- [Record set]:
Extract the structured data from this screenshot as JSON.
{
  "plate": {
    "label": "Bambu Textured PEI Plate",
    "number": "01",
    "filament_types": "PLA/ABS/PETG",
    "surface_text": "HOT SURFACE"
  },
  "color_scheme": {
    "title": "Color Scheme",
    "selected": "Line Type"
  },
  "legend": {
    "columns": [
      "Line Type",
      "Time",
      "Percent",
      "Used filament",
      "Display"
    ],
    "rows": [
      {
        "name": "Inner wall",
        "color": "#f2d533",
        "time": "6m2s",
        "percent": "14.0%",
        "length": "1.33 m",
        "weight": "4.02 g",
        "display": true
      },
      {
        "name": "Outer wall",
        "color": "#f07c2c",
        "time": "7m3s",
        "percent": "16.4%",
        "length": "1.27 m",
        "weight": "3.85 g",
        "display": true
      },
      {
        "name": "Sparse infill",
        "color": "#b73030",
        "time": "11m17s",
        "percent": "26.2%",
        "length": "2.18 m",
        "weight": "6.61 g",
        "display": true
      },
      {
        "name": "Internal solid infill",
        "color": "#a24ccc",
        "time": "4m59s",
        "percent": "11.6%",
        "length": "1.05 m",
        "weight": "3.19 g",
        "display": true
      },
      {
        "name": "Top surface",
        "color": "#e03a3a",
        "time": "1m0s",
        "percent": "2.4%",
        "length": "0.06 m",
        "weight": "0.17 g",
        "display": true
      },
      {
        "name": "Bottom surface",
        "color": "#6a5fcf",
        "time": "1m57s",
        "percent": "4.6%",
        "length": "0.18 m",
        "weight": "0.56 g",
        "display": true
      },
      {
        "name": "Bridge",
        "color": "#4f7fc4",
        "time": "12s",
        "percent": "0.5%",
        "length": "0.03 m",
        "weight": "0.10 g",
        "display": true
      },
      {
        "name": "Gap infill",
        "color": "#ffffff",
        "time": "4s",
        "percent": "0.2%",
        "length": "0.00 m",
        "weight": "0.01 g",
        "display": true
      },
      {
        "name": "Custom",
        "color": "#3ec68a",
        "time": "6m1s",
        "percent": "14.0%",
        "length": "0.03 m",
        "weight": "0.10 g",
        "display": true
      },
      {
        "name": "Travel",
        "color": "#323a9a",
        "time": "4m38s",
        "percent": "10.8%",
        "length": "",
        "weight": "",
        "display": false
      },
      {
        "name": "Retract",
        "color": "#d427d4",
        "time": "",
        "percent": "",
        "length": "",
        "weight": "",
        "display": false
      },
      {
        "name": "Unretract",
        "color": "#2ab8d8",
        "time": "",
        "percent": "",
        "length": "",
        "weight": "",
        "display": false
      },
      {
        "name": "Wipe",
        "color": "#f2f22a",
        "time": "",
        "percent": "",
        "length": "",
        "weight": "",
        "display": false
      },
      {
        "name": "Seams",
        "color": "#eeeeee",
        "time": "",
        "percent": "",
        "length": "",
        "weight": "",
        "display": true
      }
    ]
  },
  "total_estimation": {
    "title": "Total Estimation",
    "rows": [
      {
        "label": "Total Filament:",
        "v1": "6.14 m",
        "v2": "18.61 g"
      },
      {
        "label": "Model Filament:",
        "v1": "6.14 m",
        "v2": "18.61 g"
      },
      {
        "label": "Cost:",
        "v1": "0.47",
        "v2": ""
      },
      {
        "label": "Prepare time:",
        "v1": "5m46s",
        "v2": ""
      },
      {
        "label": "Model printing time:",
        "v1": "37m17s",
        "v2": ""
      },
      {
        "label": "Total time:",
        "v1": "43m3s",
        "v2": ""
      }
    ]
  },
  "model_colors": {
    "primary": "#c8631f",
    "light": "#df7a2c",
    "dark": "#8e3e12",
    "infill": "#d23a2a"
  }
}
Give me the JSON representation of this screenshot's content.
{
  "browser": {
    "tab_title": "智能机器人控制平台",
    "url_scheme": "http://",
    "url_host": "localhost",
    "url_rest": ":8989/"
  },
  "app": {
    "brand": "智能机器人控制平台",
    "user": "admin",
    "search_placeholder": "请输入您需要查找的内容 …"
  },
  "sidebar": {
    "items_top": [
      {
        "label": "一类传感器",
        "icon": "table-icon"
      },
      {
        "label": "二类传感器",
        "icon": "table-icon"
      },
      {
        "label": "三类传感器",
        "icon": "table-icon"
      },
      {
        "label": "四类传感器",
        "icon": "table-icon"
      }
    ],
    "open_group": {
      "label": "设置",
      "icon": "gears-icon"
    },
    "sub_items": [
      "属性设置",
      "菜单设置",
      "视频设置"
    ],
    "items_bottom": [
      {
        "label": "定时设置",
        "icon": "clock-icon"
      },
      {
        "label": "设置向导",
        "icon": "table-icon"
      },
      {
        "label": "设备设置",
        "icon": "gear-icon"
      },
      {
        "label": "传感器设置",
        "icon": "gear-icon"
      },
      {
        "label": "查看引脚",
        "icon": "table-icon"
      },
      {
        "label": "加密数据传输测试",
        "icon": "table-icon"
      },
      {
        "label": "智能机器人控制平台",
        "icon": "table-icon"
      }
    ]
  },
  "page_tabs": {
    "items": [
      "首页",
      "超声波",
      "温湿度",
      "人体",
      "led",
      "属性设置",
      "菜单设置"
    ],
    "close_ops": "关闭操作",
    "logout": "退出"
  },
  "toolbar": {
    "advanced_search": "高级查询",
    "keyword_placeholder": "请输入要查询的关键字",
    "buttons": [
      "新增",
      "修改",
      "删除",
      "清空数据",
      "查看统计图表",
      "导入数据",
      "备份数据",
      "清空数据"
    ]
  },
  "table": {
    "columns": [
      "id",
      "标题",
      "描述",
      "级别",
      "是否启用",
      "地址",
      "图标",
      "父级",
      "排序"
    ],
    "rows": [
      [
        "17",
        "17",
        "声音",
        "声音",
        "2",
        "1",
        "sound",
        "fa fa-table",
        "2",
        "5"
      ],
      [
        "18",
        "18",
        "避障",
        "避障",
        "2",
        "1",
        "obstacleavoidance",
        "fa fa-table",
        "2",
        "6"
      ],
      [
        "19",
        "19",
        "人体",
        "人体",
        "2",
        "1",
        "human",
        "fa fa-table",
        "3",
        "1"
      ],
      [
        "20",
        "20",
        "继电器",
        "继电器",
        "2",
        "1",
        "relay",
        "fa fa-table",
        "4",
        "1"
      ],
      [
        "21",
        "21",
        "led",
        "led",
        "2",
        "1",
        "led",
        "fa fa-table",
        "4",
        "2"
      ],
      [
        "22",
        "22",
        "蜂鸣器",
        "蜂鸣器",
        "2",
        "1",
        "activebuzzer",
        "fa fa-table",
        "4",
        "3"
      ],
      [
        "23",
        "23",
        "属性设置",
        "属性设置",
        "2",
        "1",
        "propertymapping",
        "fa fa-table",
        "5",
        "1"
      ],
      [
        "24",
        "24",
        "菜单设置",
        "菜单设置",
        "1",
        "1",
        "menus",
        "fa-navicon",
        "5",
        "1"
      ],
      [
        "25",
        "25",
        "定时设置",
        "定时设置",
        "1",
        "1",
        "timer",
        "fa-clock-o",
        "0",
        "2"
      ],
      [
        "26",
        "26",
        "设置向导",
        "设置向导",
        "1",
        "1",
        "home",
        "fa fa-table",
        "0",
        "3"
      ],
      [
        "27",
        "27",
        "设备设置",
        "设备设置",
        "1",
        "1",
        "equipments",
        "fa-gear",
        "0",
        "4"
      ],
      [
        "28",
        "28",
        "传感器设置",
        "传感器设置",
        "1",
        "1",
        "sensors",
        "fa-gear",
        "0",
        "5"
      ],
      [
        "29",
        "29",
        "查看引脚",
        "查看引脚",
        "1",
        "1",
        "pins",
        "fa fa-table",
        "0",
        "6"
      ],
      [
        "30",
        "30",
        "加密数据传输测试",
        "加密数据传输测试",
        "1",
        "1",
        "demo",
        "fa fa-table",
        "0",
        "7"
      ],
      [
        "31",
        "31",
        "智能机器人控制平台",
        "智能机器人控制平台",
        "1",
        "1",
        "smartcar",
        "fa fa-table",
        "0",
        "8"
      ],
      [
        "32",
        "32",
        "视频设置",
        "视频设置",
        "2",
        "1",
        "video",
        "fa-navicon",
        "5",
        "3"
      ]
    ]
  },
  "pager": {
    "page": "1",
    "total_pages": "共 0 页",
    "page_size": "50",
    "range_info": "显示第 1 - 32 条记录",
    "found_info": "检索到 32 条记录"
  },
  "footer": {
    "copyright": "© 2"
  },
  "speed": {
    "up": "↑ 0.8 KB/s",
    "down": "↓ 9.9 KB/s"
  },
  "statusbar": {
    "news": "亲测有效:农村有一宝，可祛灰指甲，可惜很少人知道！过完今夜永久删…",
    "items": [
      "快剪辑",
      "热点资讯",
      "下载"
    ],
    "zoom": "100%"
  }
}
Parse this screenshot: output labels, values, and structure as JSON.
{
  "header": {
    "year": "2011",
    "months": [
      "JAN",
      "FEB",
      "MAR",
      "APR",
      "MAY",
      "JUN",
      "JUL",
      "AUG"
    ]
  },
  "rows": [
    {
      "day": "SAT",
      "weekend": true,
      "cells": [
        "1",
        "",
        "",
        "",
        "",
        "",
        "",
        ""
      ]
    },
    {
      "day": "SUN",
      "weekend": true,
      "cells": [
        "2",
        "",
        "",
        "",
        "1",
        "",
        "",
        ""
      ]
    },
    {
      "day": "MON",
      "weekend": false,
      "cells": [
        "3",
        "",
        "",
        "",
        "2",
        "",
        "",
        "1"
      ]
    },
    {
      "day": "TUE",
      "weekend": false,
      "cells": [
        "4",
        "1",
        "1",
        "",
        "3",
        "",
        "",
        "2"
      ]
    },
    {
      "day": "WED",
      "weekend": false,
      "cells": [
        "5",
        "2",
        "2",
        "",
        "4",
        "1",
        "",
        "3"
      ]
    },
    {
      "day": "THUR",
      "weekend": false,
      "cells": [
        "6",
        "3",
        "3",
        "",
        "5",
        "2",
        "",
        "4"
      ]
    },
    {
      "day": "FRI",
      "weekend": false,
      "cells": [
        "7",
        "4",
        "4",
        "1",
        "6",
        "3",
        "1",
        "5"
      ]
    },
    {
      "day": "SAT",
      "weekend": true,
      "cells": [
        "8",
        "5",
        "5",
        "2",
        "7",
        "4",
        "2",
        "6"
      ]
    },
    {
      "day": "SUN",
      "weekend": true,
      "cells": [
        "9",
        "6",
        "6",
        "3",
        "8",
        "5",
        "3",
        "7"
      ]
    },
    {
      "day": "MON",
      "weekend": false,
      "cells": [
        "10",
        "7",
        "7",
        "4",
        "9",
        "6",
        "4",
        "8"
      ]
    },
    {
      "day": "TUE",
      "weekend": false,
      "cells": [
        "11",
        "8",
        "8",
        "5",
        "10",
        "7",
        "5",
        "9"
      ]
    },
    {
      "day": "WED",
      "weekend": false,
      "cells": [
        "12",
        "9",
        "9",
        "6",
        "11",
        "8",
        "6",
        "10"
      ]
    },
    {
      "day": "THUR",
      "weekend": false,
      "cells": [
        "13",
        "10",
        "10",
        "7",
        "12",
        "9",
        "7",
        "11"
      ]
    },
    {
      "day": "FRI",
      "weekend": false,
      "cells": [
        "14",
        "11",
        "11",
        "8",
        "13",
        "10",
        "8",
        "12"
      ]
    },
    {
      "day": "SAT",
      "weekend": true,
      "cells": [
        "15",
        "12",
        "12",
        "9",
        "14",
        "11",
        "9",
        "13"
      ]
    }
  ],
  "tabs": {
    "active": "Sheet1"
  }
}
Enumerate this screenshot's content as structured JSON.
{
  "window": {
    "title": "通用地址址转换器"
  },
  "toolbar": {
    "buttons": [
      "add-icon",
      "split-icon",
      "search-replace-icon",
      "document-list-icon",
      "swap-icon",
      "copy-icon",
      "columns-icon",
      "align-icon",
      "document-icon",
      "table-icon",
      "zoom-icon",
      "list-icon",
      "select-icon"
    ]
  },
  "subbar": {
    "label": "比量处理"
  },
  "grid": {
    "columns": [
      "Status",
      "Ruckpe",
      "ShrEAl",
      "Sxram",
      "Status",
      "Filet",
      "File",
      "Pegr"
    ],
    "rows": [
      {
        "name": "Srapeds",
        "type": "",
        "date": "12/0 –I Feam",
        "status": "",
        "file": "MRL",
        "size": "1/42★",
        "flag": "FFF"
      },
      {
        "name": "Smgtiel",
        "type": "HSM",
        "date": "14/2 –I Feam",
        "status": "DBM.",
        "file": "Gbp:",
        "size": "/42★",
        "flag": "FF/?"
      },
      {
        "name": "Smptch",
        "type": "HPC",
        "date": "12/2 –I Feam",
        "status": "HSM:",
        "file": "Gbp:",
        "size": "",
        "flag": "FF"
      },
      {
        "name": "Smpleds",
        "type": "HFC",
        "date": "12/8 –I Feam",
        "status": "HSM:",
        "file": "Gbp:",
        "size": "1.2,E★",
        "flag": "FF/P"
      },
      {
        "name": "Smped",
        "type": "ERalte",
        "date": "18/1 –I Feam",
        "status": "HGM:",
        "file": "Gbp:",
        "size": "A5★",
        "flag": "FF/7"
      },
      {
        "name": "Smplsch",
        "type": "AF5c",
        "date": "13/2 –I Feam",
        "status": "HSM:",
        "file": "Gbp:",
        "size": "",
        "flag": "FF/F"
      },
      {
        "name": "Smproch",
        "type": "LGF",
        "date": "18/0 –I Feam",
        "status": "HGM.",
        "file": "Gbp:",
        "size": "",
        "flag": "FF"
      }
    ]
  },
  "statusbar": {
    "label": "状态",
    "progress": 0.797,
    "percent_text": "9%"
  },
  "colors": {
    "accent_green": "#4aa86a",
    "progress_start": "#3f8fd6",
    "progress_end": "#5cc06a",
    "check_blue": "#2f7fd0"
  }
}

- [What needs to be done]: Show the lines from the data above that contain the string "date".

- [Response]:
        "date": "12/0 –I Feam",
        "date": "14/2 –I Feam",
        "date": "12/2 –I Feam",
        "date": "12/8 –I Feam",
        "date": "18/1 –I Feam",
        "date": "13/2 –I Feam",
        "date": "18/0 –I Feam",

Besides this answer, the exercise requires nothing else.